- Children and women, according to some interpretations of Sharia, being more vulnerable, should be treated with affirmative action (positive discrimination). The Muslim prophet reiterated the rights of women and children more than any other groups. Refugee children and women are among the most deprived people in the world and Muslims should allocate part of their charitable efforts to their support. From a religious perspective, what is offered to these individuals is theirs by right [70: 24, 25].
- If the guardian of a child is granted asylum, the child has to be offered the same status thus preserving the right of children to remain with their family.
- The right of these individuals to be reunited with their families should be respected. If parents of these children are not found, the children’s relatives should provide protection.
- The stage should be set for these refugees to return to their place of origin when such movement is deemed safe [9: 6].
- They should be treated well at all times.
Some relevant practical concepts in Islam
ihsan (compassion): All those who are in dire straits, particularly children, should be treated compassionately both in word and deed [2: 83, 4:36, 37, 17: 26].
ikram (respect): The needs of children and the needy should be met respectfully, in a way conforming to human dignity. Respect for children and efforts to meet their needs are a divine requirement [89: 17, 18].

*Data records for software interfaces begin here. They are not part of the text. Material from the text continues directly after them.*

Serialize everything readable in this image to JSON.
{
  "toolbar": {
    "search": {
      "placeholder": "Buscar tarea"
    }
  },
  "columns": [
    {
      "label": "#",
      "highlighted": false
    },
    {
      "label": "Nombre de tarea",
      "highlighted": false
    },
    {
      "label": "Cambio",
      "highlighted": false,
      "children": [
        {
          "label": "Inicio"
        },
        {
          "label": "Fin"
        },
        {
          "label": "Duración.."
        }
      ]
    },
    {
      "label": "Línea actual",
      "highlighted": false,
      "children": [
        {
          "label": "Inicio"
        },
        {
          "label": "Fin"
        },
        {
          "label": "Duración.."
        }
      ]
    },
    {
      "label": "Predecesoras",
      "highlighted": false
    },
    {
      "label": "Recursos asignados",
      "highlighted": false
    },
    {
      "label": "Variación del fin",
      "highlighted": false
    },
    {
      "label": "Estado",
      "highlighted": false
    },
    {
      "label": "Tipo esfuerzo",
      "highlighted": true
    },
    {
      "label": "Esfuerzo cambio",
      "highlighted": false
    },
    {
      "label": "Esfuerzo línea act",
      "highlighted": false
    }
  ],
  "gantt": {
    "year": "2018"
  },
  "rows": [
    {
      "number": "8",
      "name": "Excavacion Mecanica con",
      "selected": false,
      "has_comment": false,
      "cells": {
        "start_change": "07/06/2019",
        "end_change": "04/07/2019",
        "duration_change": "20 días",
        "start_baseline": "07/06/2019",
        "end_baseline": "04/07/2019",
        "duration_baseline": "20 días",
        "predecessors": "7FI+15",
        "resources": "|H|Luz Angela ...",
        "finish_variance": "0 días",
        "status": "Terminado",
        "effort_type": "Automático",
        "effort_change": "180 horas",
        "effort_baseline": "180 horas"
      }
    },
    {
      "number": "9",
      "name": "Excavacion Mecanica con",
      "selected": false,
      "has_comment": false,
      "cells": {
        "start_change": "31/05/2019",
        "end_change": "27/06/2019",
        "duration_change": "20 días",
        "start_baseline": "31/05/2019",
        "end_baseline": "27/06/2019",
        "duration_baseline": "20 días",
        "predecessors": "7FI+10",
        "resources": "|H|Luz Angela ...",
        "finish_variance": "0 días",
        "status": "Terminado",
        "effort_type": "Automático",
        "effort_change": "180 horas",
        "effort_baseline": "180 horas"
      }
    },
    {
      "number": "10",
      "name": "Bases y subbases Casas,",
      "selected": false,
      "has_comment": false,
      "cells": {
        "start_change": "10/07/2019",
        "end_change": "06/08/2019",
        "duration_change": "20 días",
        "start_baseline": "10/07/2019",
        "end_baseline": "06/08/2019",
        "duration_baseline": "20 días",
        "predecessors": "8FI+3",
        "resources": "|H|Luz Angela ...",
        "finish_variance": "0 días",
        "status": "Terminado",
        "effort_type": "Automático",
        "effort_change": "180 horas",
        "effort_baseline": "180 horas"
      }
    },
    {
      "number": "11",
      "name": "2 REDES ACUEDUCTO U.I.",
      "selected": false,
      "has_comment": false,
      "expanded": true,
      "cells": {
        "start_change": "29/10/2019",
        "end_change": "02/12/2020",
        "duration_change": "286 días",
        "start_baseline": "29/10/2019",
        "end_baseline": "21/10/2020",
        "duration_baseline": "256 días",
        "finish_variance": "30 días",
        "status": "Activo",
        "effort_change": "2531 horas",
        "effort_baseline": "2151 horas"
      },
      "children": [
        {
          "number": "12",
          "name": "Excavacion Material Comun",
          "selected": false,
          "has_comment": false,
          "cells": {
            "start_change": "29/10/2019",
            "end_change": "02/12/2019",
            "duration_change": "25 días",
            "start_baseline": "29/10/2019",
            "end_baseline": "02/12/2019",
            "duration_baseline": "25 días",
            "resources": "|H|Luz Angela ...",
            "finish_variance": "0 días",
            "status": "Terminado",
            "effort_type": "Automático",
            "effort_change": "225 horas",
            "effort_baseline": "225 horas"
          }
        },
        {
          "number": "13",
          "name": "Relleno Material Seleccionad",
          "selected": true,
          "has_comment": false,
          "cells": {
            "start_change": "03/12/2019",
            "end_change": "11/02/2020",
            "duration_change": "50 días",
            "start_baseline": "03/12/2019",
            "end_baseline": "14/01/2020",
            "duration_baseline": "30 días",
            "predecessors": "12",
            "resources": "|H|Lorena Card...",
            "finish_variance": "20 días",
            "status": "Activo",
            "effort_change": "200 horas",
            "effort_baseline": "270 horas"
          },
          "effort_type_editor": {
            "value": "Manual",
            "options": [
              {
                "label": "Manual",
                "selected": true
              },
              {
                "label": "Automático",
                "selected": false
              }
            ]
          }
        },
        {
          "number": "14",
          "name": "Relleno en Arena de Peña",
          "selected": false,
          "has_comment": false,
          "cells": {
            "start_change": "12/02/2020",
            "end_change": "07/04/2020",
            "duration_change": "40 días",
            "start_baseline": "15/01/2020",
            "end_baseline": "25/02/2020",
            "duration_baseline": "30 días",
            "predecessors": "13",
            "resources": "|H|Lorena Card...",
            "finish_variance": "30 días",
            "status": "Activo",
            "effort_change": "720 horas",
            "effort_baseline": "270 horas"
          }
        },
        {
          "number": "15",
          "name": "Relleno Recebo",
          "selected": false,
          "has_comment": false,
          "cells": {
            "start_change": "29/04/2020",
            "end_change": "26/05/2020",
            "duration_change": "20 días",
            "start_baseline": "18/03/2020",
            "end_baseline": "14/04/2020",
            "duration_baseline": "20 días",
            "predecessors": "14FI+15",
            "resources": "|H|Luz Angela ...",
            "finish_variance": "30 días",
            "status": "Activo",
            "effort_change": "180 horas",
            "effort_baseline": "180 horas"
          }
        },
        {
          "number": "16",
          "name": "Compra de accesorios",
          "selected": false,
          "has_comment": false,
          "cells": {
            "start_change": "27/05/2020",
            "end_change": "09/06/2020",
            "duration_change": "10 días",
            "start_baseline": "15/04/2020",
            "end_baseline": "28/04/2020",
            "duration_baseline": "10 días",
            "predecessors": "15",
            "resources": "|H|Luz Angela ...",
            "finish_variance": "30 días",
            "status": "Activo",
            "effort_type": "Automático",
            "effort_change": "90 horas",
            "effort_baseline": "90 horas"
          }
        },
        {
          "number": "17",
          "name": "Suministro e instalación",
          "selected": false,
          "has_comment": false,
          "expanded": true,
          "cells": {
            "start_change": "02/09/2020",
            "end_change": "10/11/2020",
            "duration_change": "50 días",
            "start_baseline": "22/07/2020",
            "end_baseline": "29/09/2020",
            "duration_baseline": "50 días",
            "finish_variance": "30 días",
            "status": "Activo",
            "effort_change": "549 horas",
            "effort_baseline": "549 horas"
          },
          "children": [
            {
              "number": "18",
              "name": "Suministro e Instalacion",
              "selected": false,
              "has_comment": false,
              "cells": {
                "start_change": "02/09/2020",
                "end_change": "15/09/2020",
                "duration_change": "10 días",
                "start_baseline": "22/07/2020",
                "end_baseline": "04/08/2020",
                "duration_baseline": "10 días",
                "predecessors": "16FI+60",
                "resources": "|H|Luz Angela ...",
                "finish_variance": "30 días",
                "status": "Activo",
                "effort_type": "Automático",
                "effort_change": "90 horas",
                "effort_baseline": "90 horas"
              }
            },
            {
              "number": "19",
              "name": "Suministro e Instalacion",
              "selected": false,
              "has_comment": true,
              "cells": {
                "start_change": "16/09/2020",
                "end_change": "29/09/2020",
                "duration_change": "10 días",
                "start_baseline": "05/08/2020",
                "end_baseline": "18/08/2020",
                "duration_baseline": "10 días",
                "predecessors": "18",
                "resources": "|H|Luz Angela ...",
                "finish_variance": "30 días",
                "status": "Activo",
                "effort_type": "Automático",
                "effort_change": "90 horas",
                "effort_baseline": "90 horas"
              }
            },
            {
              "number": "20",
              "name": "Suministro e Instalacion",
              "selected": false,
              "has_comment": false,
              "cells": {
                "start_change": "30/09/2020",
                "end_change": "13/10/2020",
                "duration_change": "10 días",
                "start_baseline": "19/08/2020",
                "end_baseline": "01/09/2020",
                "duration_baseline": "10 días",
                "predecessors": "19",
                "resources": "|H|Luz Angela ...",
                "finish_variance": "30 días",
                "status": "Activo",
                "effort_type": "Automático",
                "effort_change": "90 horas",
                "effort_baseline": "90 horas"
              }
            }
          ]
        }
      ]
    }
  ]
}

eiwa (full support): Children, especially migrant children and those who have no caregivers, should be offered shelter and protection without expecting anything in return [93: 6, 10, 75: 8, 90, 24: 22]. Not paying attention to these children constitutes a failure in practice to comply with Islamic regulations [107: 1-7, 2: 177].
Islamic rules and regulations constitute a valuable source for protection of the rights of refugees, migrants and asylum seekers. In addition to contractual responsibilities, they could serve as a faith-based guarantor of the rights of refugees, particularly women and children. Further exploration of respected Islamic sources could result in new mechanisms in this regard.
Dr Saeid Rahaei is a faculty member of the law department and Deputy in education at Mofid University, a committee member of the Center for Human Rights Studies at Mofid University, a former member of the National Committee of Bioethics of UNESCO and a jurisprudence researcher at the office of Grand Ayatollah Ardebili in Qom, Iran.
 Suras of the Koran 7: 128 and 137, 2: 49 and 246 on the Israelites, 3:195 on people of the book, 22:40, and 60: 9 on Muslims.
All further references to Suras are in square brackets in the text.